Rolls-Royce today announced that it has successfully run the latest E3E (efficiency, environment, economy) core engine as part of its two-shaft research program, which is intended to develop future powerplants for business jets and single-aisle airliners. The latest core build produced “excellent results” during 40 hours of run trials at Stuttgart University’s altitude test facility, exceeding flight-envelope requirements, the company said.
Researchers across Europe have made substantial progress in their pursuit of the cleaner, more fuel efficient engines that will be needed if air traffic is to continue growing without its environmental impact becoming unacceptable.
The environment is everything these days for engine manufacturers and suppliers, as initiatives such as the recently launched European Commission Clean Sky program drive ever more advanced ideas on reducing emissions and noise.
Rolls-Royce is now exploring future engine technologies that, although challenging, are key to the ambitious Advisory Council for Aerospace Research in Europe (ACARE) goals for 2020 in terms of nitrous oxides (NOx) and carbon dioxide (CO2) emission cutting and noise reduction. These technologies range from heat exchangers to shape memory alloys and magnetic bearings.

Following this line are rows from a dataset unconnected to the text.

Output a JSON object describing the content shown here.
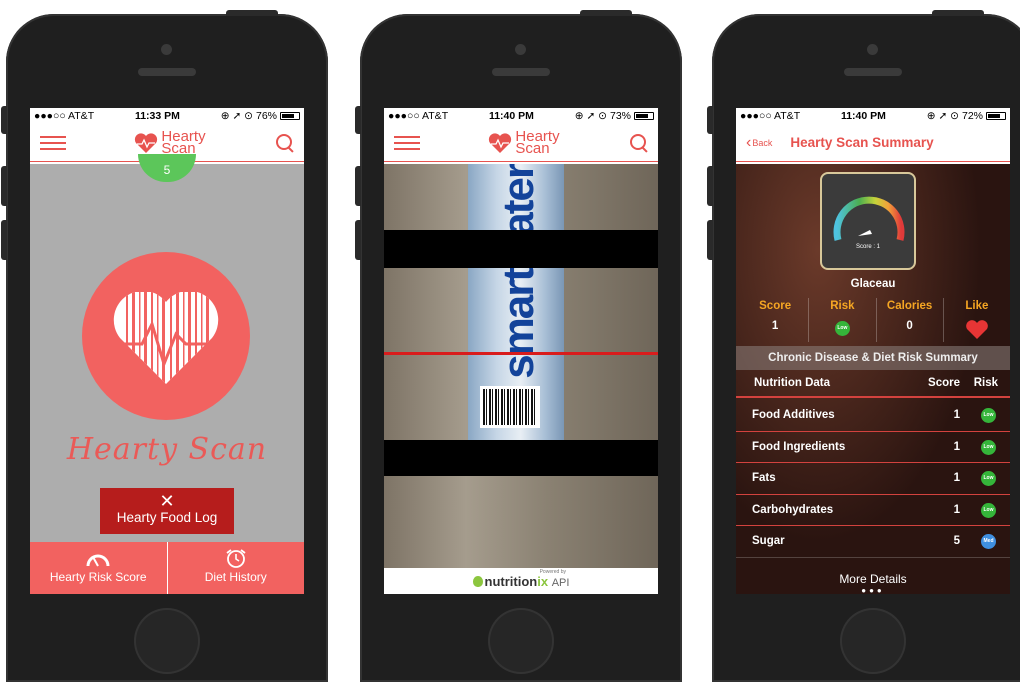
{
  "phones": [
    {
      "status": {
        "carrier": "●●●○○ AT&T",
        "time": "11:33 PM",
        "icons": "⊕ ➚ ⊙",
        "battery": "76%",
        "battery_level": 0.76
      },
      "header": {
        "logo_line1": "Hearty",
        "logo_line2": "Scan"
      },
      "score_badge": "5",
      "app_title": "Hearty Scan",
      "food_log_button": "Hearty Food Log",
      "tabs": [
        {
          "label": "Hearty Risk Score",
          "icon": "gauge-icon"
        },
        {
          "label": "Diet History",
          "icon": "alarm-clock-icon"
        }
      ]
    },
    {
      "status": {
        "carrier": "●●●○○ AT&T",
        "time": "11:40 PM",
        "icons": "⊕ ➚ ⊙",
        "battery": "73%",
        "battery_level": 0.73
      },
      "header": {
        "logo_line1": "Hearty",
        "logo_line2": "Scan"
      },
      "bottle_text": "smartwater",
      "footer": {
        "powered_by": "Powered by",
        "brand_main": "nutrition",
        "brand_x": "ix",
        "brand_api": "API"
      }
    },
    {
      "status": {
        "carrier": "●●●○○ AT&T",
        "time": "11:40 PM",
        "icons": "⊕ ➚ ⊙",
        "battery": "72%",
        "battery_level": 0.72
      },
      "back_label": "Back",
      "title": "Hearty Scan Summary",
      "gauge_label": "Score : 1",
      "product": "Glaceau",
      "stats": {
        "score_label": "Score",
        "score_value": "1",
        "risk_label": "Risk",
        "risk_value": "Low",
        "calories_label": "Calories",
        "calories_value": "0",
        "like_label": "Like"
      },
      "chronic_title": "Chronic Disease & Diet Risk Summary",
      "table_headers": {
        "name": "Nutrition Data",
        "score": "Score",
        "risk": "Risk"
      },
      "rows": [
        {
          "name": "Food Additives",
          "score": "1",
          "risk": "Low"
        },
        {
          "name": "Food Ingredients",
          "score": "1",
          "risk": "Low"
        },
        {
          "name": "Fats",
          "score": "1",
          "risk": "Low"
        },
        {
          "name": "Carbohydrates",
          "score": "1",
          "risk": "Low"
        },
        {
          "name": "Sugar",
          "score": "5",
          "risk": "Med"
        }
      ],
      "more_details": "More Details"
    }
  ],
  "colors": {
    "accent": "#e7534f",
    "dark_red": "#b61d1c",
    "green": "#5cc65a",
    "low": "#35b53a",
    "med": "#3f8fe0",
    "orange": "#f5a623"
  }
}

With fuel prices at noticeably higher levels and Stage 4 noise requirements proposed to take effect next January 1, industry and government are working furiously on ways to make turbine engines even more efficient, while further reducing emissions and noise output. NASA is leading the charge, with plenty of help from the engine manufacturers themselves.